**EXERCISE DIRECTIONS:**
For every entry, reproduce the wording exactly and omit any image it holds.

**RECORD EXTRACTS:**
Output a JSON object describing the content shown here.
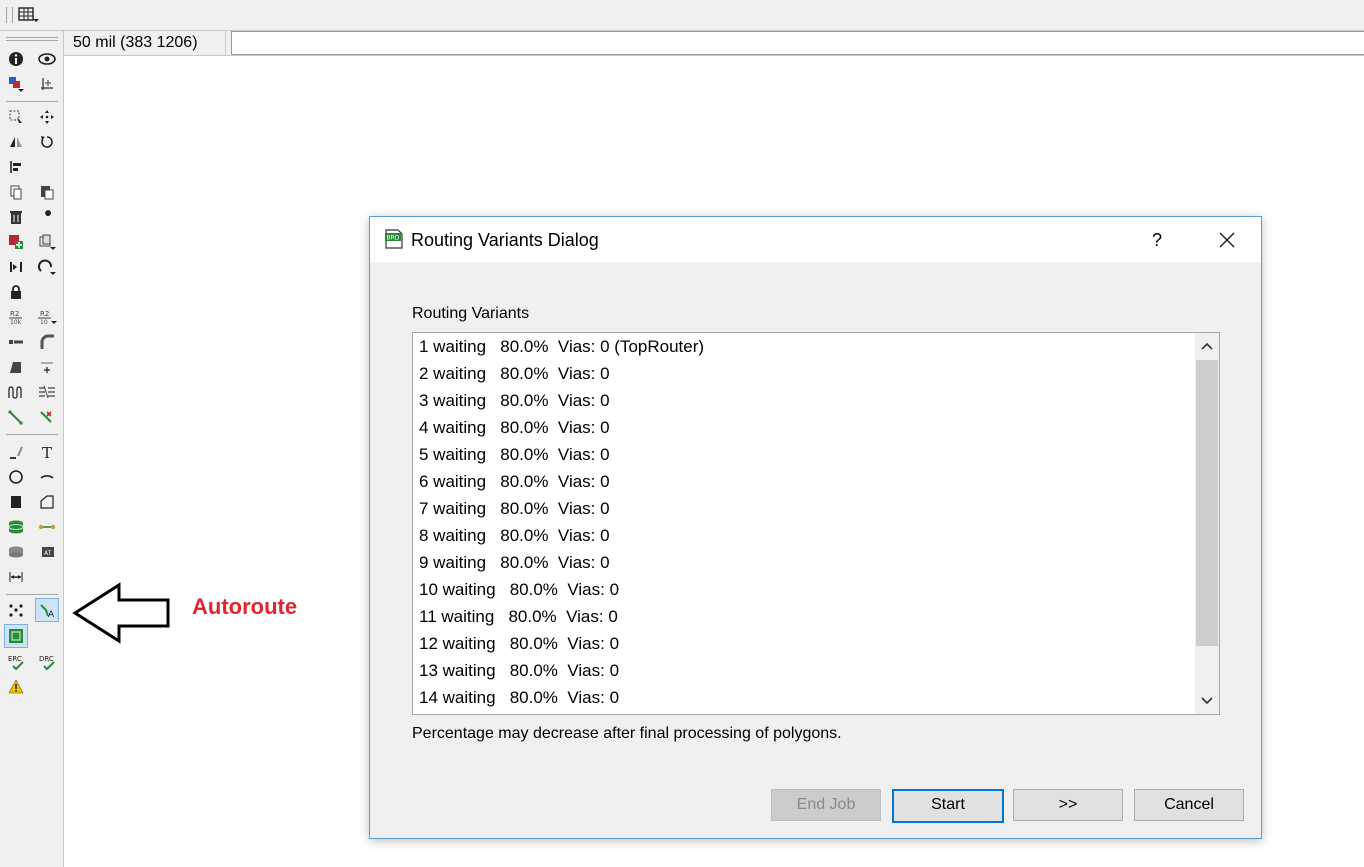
{
  "coordinate_display": "50 mil (383 1206)",
  "command_line": "",
  "callout": {
    "label": "Autoroute"
  },
  "dialog": {
    "title": "Routing Variants Dialog",
    "help_label": "?",
    "variants_label": "Routing Variants",
    "variants": [
      "1 waiting   80.0%  Vias: 0 (TopRouter)",
      "2 waiting   80.0%  Vias: 0",
      "3 waiting   80.0%  Vias: 0",
      "4 waiting   80.0%  Vias: 0",
      "5 waiting   80.0%  Vias: 0",
      "6 waiting   80.0%  Vias: 0",
      "7 waiting   80.0%  Vias: 0",
      "8 waiting   80.0%  Vias: 0",
      "9 waiting   80.0%  Vias: 0",
      "10 waiting   80.0%  Vias: 0",
      "11 waiting   80.0%  Vias: 0",
      "12 waiting   80.0%  Vias: 0",
      "13 waiting   80.0%  Vias: 0",
      "14 waiting   80.0%  Vias: 0"
    ],
    "note": "Percentage may decrease after final processing of polygons.",
    "buttons": {
      "end_job": "End Job",
      "start": "Start",
      "next": ">>",
      "cancel": "Cancel"
    }
  },
  "toolbar_icons": [
    "info-icon",
    "eye-icon",
    "layer-display-icon",
    "mark-icon",
    "group-icon",
    "move-icon",
    "mirror-icon",
    "rotate-icon",
    "align-icon",
    "copy-icon",
    "paste-icon",
    "delete-icon",
    "change-icon",
    "add-icon",
    "replace-icon",
    "swap-icon",
    "optimize-icon",
    "lock-icon",
    "name-icon",
    "value-icon",
    "split-icon",
    "miter-icon",
    "slice-icon",
    "origin-icon",
    "meander-icon",
    "lines-icon",
    "route-icon",
    "ripup-icon",
    "line-icon",
    "text-icon",
    "circle-icon",
    "arc-icon",
    "rectangle-icon",
    "polygon-icon",
    "via-icon",
    "signal-icon",
    "hole-icon",
    "attribute-icon",
    "dimension-icon",
    "ratsnest-icon",
    "autoroute-icon",
    "ratsnest-ex-icon",
    "erc-icon",
    "drc-icon",
    "errors-icon"
  ],
  "colors": {
    "callout_text": "#e0262e",
    "dialog_border": "#5b9bd5",
    "default_button_border": "#0078d7"
  }
}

**ANSWER SPACE:**
Output a JSON object describing the content shown here.
{
  "coordinate_display": "50 mil (383 1206)",
  "command_line": "",
  "callout": {
    "label": "Autoroute"
  },
  "dialog": {
    "title": "Routing Variants Dialog",
    "help_label": "?",
    "variants_label": "Routing Variants",
    "variants": [
      "1 waiting   80.0%  Vias: 0 (TopRouter)",
      "2 waiting   80.0%  Vias: 0",
      "3 waiting   80.0%  Vias: 0",
      "4 waiting   80.0%  Vias: 0",
      "5 waiting   80.0%  Vias: 0",
      "6 waiting   80.0%  Vias: 0",
      "7 waiting   80.0%  Vias: 0",
      "8 waiting   80.0%  Vias: 0",
      "9 waiting   80.0%  Vias: 0",
      "10 waiting   80.0%  Vias: 0",
      "11 waiting   80.0%  Vias: 0",
      "12 waiting   80.0%  Vias: 0",
      "13 waiting   80.0%  Vias: 0",
      "14 waiting   80.0%  Vias: 0"
    ],
    "note": "Percentage may decrease after final processing of polygons.",
    "buttons": {
      "end_job": "End Job",
      "start": "Start",
      "next": ">>",
      "cancel": "Cancel"
    }
  },
  "toolbar_icons": [
    "info-icon",
    "eye-icon",
    "layer-display-icon",
    "mark-icon",
    "group-icon",
    "move-icon",
    "mirror-icon",
    "rotate-icon",
    "align-icon",
    "copy-icon",
    "paste-icon",
    "delete-icon",
    "change-icon",
    "add-icon",
    "replace-icon",
    "swap-icon",
    "optimize-icon",
    "lock-icon",
    "name-icon",
    "value-icon",
    "split-icon",
    "miter-icon",
    "slice-icon",
    "origin-icon",
    "meander-icon",
    "lines-icon",
    "route-icon",
    "ripup-icon",
    "line-icon",
    "text-icon",
    "circle-icon",
    "arc-icon",
    "rectangle-icon",
    "polygon-icon",
    "via-icon",
    "signal-icon",
    "hole-icon",
    "attribute-icon",
    "dimension-icon",
    "ratsnest-icon",
    "autoroute-icon",
    "ratsnest-ex-icon",
    "erc-icon",
    "drc-icon",
    "errors-icon"
  ],
  "colors": {
    "callout_text": "#e0262e",
    "dialog_border": "#5b9bd5",
    "default_button_border": "#0078d7"
  }
}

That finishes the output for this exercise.